The Truth About Fertility And Smoking Marijuana
By Chris Barry
Although there’s still no definitive answer to the question of whether marijuana users have more difficulty trying to conceive, much of the research has suggested smoking cannabis does have a negative impact on the fertility of both men and women.
Cannabis and Female Fertility
The impact marijuana has on a person accumulates as the years go on, suggesting that by the time a cannabis-using teenager reaches her mid-twenties, one potential result of her reduced libido could be a further delay in her engaging in regular sexual intercourse and starting a family.
Fertility decreases for women who only smoke marijuana occasionally as well, as it increases the risk of abnormal ovulation, even when marijuana has only been absorbed in low levels over the previous year.
Using marijuana heightens the risk of miscarriage because it crosses the placenta, although It’s important to note that the impact of marijuana in relation to the womb still needs more study and hasn’t been nearly as well documented as alcohol.

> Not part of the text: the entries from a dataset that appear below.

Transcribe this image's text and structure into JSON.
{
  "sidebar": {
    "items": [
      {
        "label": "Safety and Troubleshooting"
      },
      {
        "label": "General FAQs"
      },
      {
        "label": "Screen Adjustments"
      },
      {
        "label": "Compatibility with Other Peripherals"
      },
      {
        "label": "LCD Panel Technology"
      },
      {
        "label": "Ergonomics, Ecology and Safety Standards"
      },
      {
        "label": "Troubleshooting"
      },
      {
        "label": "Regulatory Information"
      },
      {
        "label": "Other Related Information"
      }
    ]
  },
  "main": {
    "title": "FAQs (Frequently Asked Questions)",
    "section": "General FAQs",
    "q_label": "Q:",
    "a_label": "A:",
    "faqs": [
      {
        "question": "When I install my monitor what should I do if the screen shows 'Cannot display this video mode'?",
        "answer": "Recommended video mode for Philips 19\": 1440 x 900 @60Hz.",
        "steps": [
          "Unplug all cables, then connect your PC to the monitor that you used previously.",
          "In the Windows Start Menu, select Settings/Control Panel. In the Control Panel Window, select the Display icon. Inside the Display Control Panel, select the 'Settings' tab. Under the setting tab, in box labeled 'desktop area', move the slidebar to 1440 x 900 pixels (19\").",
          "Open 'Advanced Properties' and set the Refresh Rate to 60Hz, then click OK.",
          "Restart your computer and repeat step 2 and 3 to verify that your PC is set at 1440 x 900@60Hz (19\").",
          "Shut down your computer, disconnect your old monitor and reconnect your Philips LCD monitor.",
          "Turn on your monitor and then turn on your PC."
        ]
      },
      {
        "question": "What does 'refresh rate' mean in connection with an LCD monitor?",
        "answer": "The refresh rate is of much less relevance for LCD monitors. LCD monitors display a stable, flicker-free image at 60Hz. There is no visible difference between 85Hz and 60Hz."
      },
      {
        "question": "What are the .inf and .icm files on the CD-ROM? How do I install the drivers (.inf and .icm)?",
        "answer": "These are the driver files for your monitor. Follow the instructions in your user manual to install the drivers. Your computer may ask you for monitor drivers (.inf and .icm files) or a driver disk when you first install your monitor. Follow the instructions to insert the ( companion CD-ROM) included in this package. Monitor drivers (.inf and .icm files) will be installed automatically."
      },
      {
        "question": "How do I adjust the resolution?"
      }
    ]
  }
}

While female are often the ones who garner the blame for failed pregnancies, men can also play a role. Relaxation is one of the most common reasons why men smoke marijuana. Unfortunately, research has revealed marijuana has a negative impact on the sexual response of males, having been shown to increase incidents of impotence. This not only hurts the male ego but obviously interferes with the ability of a couple to engage in sexual relations.

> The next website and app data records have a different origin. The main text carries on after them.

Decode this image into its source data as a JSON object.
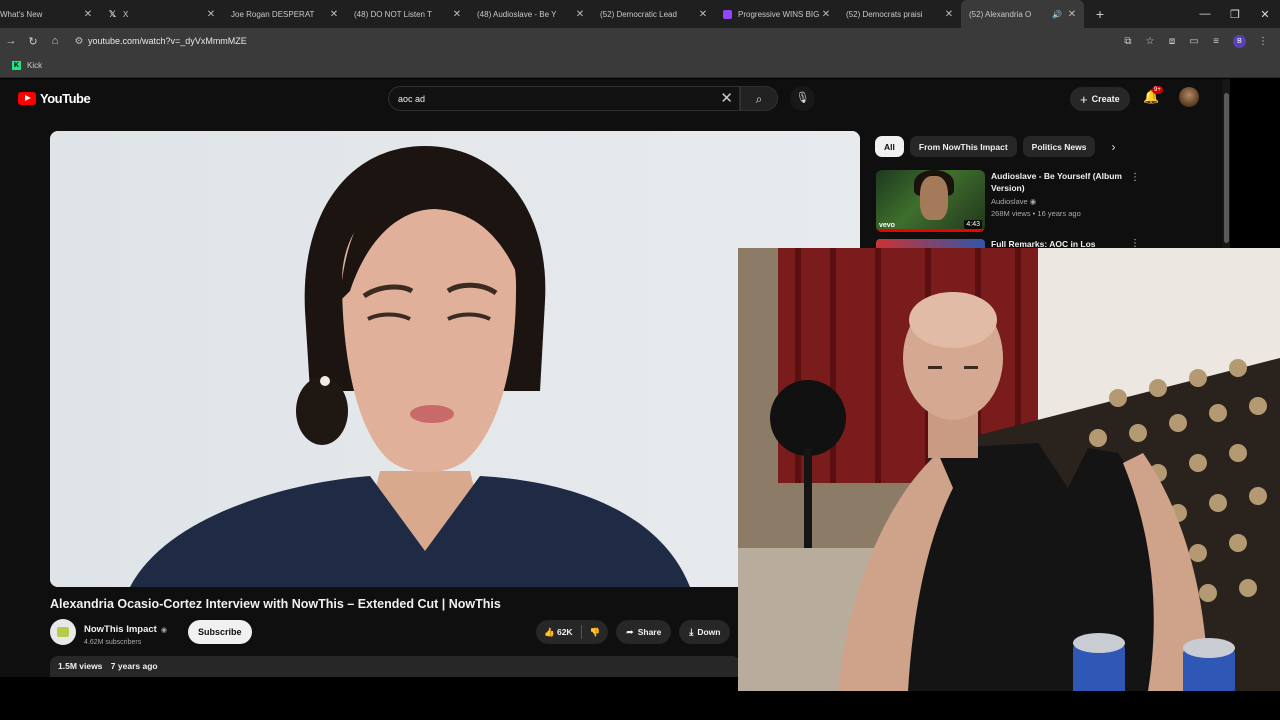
{
  "browser": {
    "tabs": [
      {
        "title": "What's New",
        "favicon": "none"
      },
      {
        "title": "X",
        "favicon": "x"
      },
      {
        "title": "Joe Rogan DESPERAT",
        "favicon": "youtube"
      },
      {
        "title": "(48) DO NOT Listen T",
        "favicon": "youtube"
      },
      {
        "title": "(48) Audioslave - Be Y",
        "favicon": "youtube"
      },
      {
        "title": "(52) Democratic Lead",
        "favicon": "youtube"
      },
      {
        "title": "Progressive WINS BIG",
        "favicon": "twitch"
      },
      {
        "title": "(52) Democrats praisi",
        "favicon": "youtube"
      },
      {
        "title": "(52) Alexandria O",
        "favicon": "youtube",
        "active": true
      }
    ],
    "url": "youtube.com/watch?v=_dyVxMmmMZE",
    "bookmarks": [
      {
        "label": "Kick"
      }
    ],
    "profile_initial": "B"
  },
  "youtube": {
    "logo_text": "YouTube",
    "search_value": "aoc ad",
    "create_label": "Create",
    "notifications_badge": "9+",
    "chips": [
      "All",
      "From NowThis Impact",
      "Politics News"
    ],
    "recommendations": [
      {
        "title": "Audioslave - Be Yourself (Album Version)",
        "channel": "Audioslave",
        "stats": "268M views • 16 years ago",
        "duration": "4:43",
        "badge": "vevo"
      },
      {
        "title": "Full Remarks: AOC in Los"
      }
    ],
    "video": {
      "title": "Alexandria Ocasio-Cortez Interview with NowThis – Extended Cut | NowThis",
      "channel": "NowThis Impact",
      "subscribers": "4.62M subscribers",
      "subscribe_label": "Subscribe",
      "likes": "62K",
      "share_label": "Share",
      "download_label": "Down",
      "views": "1.5M views",
      "age": "7 years ago"
    }
  },
  "colors": {
    "yt_bg": "#0f0f0f",
    "yt_red": "#ff0000",
    "chip_bg": "#272727"
  }
}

Marijuana has also shown to interfere with the ability of a man to ejaculate. Marijuana negatively impacts sperm production by decreasing sperm count. A man who smokes marijuana often has an abnormal activity pattern. His sperm becomes hyperactive and runs out of energy before it can penetrate the egg. Under normal circumstances sperm moves slowly so it can conserve energy.
The Research Factor
Researchers have lately started conducting more studies regarding the impact marijuana has on the reproductive health of both women and men. These studies have typically indicated that cannabis decreases a man’s testosterone production and by extension, his sperm count.
Additional research has shown that when women smoke marijuana it lowers the production levels of important hormones, leading to irregularities in menstruation and ovulation. As such, a couple who regularly smokes marijuana should have a much harder time conceiving than a couple who abstains from cannabis use.
One study conducted at the School of Medicine at Boston University, however, has shown different results. This major study concluded the exact opposite, that there was no increase in infertility issues for couples who smoke marijuana.
The study’s participants were comprised of 4,194 North American females aged between 21 and 45. 1,125 of their male partners were also surveyed. The first study measured the reproduction rate of couples who smoked marijuana over the period they were trying to conceive.
Fourteen percent of the males and twelve percent of the females stating they smoked marijuana did not show any increase in infertility. According to the lead author of the study, research conducted in the past showed couples trying conceive while smoking marijuana had an increased risk for infertility. The researchers then looked for stable couples trying to get pregnant and enrolled them in the PRESTO or pregnancy internet survey at Boston University.
These couples were not using birth control or experiencing any issues getting pregnant. The study authors did not specifically search for marijuana users, but knew they would be included in the general population. These individuals were identified in a questionnaire, which also asked about caffeine use, household income, body mass index, etc. This was used to control numerous factors.
The number of cannabis users participating in the study turned out to be higher in comparison than the national average of the United States. Of the couples studied, 95 percent were able to conceive.
This rate stayed consistent with no significant variation between the couples who did and did not smoke marijuana. Neither was the rate of pregnancy affected by how often one or both partners smoked marijuana.
This research is being deemed important as more and more states in the US are legalizing marijuana, an evolution that some expect will significantly increase the use of cannabis.
Despite most studies to this point only reflecting one side of the story, Marijuana is only starting to be recognized for its medical benefits. Who’s to say that in the next 10 years the research won’t find positives.
Cannabis and Fertility: The Final Hit
While there are clear relations between smoking in general and infertility or endangering a pregnancy, CBD oils and balms are yet to come into the equation. The best option is to consult your doctor prior to ingesting THC or CBD (or applying them topically). If you are trying to boost or maintain healthy fertility but are an avid weed smoker, there are ways to adapt a THC free lifestyle.